# Requirement
Only lines holding "this" are needed; copy each of them from the data below.
__________
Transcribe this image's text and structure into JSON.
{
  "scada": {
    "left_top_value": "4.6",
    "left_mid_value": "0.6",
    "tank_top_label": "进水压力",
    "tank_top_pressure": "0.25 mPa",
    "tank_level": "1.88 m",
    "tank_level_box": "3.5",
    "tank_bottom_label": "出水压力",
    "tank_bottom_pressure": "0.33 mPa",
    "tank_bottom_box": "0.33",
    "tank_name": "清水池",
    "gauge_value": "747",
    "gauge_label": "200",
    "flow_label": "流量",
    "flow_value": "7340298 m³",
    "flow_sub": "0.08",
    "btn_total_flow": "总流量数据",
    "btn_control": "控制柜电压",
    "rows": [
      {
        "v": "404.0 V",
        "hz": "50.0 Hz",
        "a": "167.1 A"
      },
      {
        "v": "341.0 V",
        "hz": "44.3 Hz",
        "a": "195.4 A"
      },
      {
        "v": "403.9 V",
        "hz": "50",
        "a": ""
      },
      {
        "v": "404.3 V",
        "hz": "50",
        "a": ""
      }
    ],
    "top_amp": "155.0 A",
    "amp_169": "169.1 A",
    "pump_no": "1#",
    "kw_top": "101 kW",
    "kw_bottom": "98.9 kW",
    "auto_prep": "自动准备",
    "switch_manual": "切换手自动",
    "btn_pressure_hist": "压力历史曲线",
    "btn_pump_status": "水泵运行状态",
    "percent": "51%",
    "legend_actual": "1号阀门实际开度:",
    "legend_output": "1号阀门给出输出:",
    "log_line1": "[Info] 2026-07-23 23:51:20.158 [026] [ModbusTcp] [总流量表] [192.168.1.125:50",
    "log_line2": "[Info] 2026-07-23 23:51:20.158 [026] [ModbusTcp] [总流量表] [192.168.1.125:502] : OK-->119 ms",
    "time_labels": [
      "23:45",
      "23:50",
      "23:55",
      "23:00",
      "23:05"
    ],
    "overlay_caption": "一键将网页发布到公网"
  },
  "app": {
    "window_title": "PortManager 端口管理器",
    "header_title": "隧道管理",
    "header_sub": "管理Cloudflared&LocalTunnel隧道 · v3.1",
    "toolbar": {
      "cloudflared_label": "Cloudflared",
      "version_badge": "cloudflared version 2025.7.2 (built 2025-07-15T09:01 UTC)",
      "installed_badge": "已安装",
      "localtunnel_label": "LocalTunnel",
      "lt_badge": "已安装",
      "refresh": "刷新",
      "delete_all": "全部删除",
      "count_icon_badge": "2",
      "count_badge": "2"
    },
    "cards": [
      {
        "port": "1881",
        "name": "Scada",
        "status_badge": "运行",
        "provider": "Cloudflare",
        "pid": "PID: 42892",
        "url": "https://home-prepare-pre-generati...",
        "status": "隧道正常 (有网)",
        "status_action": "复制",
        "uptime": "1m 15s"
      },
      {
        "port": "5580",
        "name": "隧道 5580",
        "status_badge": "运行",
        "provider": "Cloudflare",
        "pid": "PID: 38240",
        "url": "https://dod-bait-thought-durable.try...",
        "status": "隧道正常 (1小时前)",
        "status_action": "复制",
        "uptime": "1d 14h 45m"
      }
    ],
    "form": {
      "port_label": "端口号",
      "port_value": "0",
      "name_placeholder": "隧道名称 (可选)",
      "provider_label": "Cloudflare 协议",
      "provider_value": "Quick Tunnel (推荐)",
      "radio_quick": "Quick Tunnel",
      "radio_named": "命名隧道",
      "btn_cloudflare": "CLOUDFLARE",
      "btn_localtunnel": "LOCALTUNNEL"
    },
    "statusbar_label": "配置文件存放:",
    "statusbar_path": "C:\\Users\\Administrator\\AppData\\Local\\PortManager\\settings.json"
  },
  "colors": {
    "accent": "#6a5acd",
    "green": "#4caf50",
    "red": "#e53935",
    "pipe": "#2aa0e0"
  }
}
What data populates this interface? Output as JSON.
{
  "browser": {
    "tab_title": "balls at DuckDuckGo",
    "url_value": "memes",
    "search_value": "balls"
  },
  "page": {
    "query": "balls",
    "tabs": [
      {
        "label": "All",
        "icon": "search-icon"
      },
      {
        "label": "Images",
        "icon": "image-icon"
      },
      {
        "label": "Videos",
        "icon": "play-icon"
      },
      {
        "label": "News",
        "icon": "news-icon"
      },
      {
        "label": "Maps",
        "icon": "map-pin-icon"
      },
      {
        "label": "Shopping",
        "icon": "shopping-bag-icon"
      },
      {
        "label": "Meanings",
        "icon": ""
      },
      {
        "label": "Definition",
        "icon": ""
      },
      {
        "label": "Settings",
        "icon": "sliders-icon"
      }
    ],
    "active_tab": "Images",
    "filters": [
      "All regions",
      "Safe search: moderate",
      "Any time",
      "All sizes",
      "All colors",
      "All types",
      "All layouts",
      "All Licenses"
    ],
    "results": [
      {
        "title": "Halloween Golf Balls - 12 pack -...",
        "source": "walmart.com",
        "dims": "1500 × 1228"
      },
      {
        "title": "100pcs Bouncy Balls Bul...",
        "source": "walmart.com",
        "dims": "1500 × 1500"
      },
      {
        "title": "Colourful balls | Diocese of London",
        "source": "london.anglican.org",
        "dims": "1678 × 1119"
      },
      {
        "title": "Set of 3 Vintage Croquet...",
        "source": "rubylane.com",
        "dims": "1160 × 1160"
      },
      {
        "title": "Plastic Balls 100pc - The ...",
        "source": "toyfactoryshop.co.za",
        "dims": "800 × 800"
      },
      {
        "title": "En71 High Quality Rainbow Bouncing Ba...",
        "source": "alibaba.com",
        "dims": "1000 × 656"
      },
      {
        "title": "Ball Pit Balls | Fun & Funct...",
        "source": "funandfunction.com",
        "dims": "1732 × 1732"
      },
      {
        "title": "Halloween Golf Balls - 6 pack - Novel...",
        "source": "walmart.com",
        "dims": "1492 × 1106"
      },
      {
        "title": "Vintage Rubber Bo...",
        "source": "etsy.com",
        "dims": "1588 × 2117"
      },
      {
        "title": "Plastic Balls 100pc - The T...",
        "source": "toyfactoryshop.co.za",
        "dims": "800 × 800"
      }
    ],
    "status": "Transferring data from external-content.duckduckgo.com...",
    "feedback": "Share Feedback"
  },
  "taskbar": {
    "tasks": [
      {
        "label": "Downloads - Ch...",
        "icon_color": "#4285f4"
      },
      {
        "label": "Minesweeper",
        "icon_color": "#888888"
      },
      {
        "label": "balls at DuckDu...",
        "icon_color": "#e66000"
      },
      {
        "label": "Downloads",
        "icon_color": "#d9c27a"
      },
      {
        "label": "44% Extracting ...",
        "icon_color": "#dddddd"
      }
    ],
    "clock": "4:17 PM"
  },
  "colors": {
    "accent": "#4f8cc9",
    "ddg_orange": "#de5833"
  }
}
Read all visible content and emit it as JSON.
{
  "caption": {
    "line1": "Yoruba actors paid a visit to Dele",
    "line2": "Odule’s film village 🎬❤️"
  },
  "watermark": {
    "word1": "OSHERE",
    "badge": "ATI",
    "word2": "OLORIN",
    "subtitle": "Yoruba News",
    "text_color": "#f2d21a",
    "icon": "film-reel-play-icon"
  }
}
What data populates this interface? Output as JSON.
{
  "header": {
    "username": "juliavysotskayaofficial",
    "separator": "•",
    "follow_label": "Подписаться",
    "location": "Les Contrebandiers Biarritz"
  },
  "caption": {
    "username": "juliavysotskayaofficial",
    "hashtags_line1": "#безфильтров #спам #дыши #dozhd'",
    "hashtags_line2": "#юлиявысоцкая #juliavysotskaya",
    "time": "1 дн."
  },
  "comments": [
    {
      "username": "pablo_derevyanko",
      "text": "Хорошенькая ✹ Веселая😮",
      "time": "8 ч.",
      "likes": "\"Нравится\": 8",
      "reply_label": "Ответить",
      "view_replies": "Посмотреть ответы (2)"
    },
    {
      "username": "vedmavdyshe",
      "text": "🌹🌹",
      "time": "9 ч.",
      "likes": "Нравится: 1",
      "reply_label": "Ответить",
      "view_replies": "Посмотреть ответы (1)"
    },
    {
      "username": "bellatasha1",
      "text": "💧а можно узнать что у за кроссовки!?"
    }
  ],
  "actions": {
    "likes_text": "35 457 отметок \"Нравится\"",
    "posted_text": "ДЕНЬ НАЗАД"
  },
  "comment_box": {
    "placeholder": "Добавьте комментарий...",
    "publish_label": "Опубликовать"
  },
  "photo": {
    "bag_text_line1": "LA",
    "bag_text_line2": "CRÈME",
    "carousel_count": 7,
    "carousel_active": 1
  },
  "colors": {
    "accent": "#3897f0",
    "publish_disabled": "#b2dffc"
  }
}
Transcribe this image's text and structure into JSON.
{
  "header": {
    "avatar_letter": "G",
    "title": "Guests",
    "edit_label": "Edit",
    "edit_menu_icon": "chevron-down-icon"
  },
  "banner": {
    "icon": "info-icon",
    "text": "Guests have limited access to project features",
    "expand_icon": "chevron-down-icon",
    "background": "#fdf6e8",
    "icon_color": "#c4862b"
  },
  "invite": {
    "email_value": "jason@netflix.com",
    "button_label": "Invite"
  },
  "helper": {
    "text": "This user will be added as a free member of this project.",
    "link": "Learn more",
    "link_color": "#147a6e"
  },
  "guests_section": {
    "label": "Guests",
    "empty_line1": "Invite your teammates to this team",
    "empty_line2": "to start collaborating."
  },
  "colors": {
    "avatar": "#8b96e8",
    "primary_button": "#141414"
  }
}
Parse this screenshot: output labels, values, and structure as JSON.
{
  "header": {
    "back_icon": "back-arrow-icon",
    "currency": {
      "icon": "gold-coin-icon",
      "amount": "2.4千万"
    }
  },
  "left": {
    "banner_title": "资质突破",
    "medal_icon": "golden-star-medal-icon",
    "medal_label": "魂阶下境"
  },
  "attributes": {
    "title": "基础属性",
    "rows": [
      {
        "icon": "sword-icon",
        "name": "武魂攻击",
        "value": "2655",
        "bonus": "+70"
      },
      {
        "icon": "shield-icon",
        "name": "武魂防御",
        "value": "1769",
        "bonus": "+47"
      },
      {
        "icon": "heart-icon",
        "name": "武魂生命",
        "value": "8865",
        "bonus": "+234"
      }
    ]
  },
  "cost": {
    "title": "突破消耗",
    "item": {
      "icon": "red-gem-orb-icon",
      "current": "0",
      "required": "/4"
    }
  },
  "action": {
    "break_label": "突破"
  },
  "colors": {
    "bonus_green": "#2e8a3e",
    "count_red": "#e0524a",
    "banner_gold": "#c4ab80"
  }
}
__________
# Your response
Transcribe this image's text and structure into JSON.
What data populates this interface? Output as JSON.
What data populates this interface? Output as JSON.
Transcribe this image's text and structure into JSON.
    "text": "This user will be added as a free member of this project.",
    "empty_line1": "Invite your teammates to this team",
Parse this screenshot: output labels, values, and structure as JSON.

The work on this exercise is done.